WP_20150727_002Phi Phi Don is a backpacker tourist island and is very, very cool. We anchored in the main harbor, slightly to the west of the route that the ferries, speedboats, and longtails use. Next time we’ll anchor to the west, away from the traffic and closer to the wall. The village reminded us of a bigger version of Gili Air, with 10 blocks of walking streets filled with backpacker bars, dive shops, tattoo parlors, and foot massage stands. Wandering these streets were Russian girls in bikinis and Australian bros with bad tats and hats, and everyone seemed to be having a good time. We stayed two nights and enjoyed some great people watching. We also caught up with our friends on Garuça Cat, whom we hadn’t seen since Bali. We will definitely be taking our nephews Steven and Dan here when they visit in the next few months.

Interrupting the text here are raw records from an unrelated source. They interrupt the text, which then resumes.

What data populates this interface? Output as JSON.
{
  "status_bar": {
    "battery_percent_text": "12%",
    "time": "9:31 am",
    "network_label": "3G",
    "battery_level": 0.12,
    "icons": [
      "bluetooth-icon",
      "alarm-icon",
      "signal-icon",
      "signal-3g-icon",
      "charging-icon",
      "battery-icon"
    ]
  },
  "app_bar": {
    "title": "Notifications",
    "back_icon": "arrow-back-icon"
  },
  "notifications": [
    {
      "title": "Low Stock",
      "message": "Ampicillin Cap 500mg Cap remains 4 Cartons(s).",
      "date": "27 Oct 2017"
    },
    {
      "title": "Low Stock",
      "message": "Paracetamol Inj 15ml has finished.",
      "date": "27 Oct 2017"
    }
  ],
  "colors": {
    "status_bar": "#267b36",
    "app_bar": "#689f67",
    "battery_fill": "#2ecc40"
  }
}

Ko Phi Phi Le, Maya Bay
07.40.815N, 098.45.847E
pp1This day stop was literally spectacular, meaning “of or like a spectacle; marked by or given to an impressive, large-scale display.” Phi Phi Le is where the Leo DiCaprio movie “The Beach” was filmed, and it is apparently a required stop for every tourist who visits Phuket, which is 20 miles away. We arrived at 7:00 AM to grab one of the few mooring balls there, and by noon we counted over 50 high speed (500-1000+ hp outboards) tourist boats in the little bay. They would roar in, wait for their landing instructions from the BTC (Beach Traffic Controller), drop a sand hook off their bow, back 150 feet up to the beach, unload 20 tourists, then roar away. We counted a couple dozen of these boats lined up on the beach at one time, and later heard that during high season there are 2,000 boat trips a day to this little bay. Thankfully there is buoyed off swim area on the beach, and we simply sat in the water and marveled at the spectacle of thousands of tourists doing spinning panorama shots of themselves with their GoPros on selfie sticks. 

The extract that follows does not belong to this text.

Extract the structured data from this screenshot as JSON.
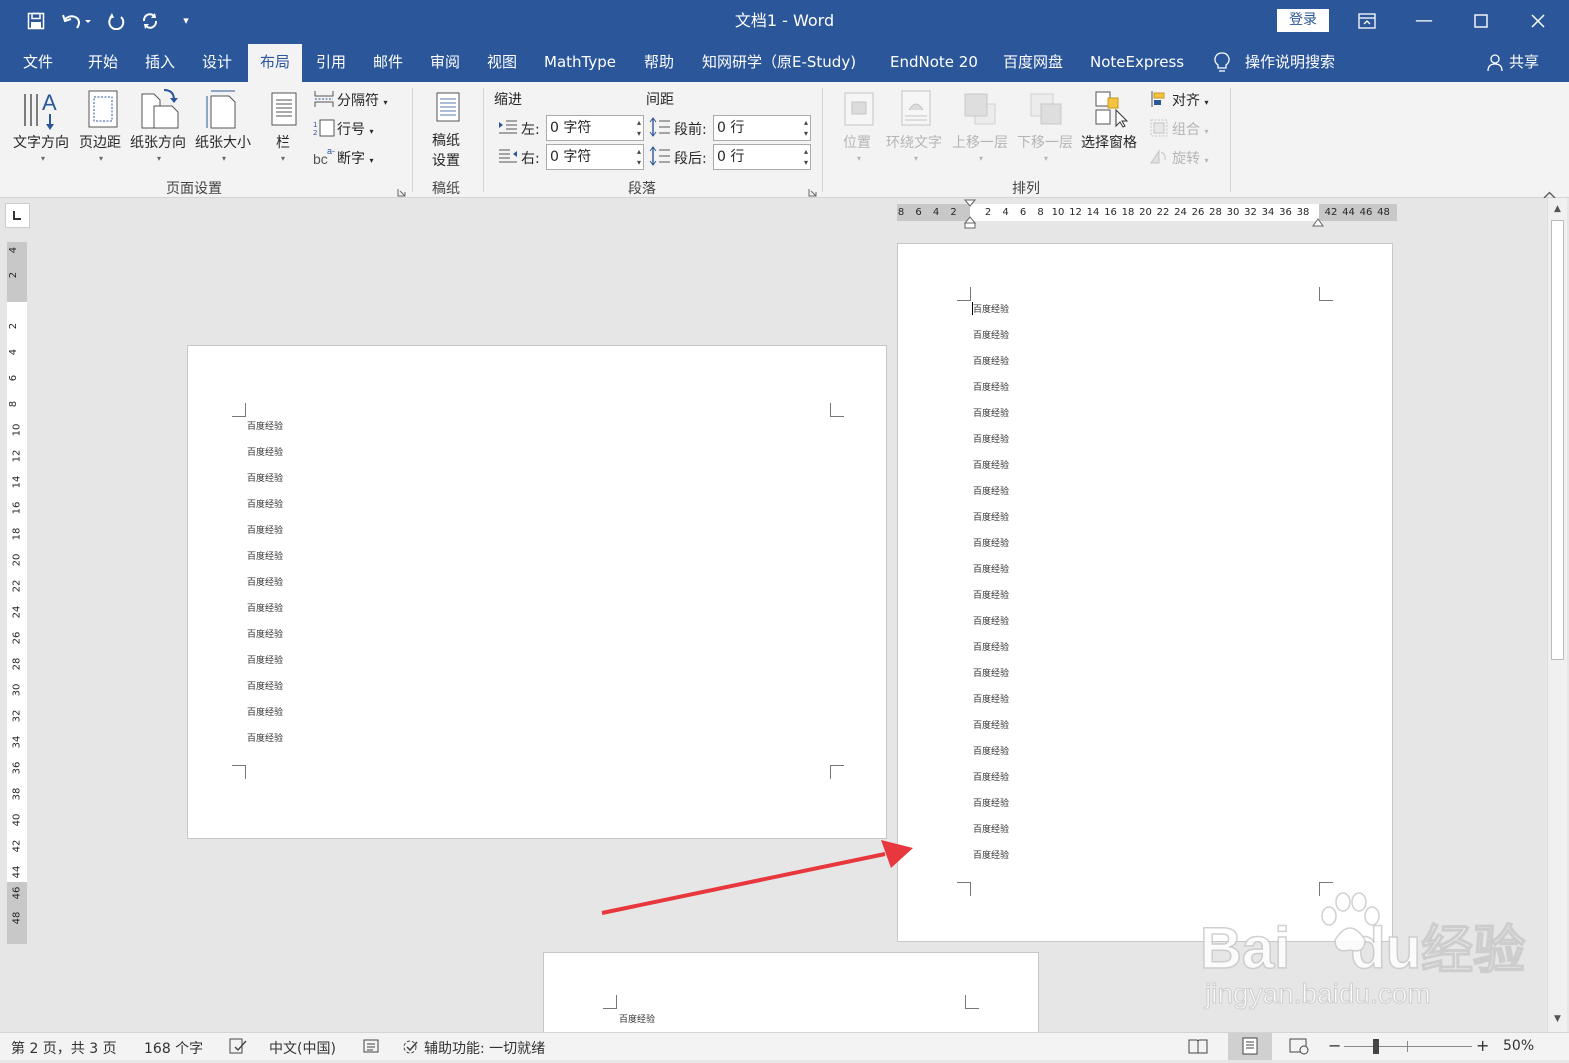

pplRemember, we’ve had most tropical beaches to ourselves for the last year, and this was a little more crowded. Phi Phi Le is a National Park, and we had to pay a beach landing fee of $40 for the family to enjoy the scene. It was worth every penny.

Ko Phi Phi Don, Laem Thong
07.46.744N, 098.45.956EWP_20150728_001
After the spectacle, we motored back up to Phi Phi Don and dropped the hook off of the sea gypsy village on the northeast coast of the island. It has a beautiful beach, nice coral, and wasn’t very crowded. There is a beach bar there named Jasmin, and we enjoyed a seven hour meal there, swapping stories with Peter, the Scot who’s married to Jasmin and serves as the restaurant’s official greeter and beer pourer. IMG20150728174023He’s quite a character, telling stories about Leo DiCaprio, Amy Winehouse, and his dark past in London. We will definitely be back.

Chalong, Phuket
07.48.965N, 098.21.574E
chalongWe could have stayed in the Phi Phi for a month (the kiddies never get tired of the fact that the islands’ name is pronounced “pee pee”), but we needed to officially check into Thailand so we motored over to Chalong harbor on the southern end of Phuket. On our way we caught our first tuna since November, thanks to advice we got from Peter. Apparently tuna and whale sharks are running through the islands here for the next few months, so we’ve got our lines back out after months of the fish nothingness that is otherwise known as Indonesia. Chalong has a one stop check-in center (Immigration, Customs, Harbormaster) all located in a single building at the end of a big pier that juts into the crowded harbor. Better yet, these different agencies use computers to share your information across their offices, so we only had to fill out a form one time, and that was on a computer! Amazing. We only spent one night here and anchored out from the main fleet. There are plenty of bars and tourist restaurants in the area, but we only stayed one night.

I continue to write on this blog that things on our little adventure keep getting better and better, and at some point you might begin to think that I am guilty of exaggeration. How could this be possible?

Come to Thailand, and you’ll understand.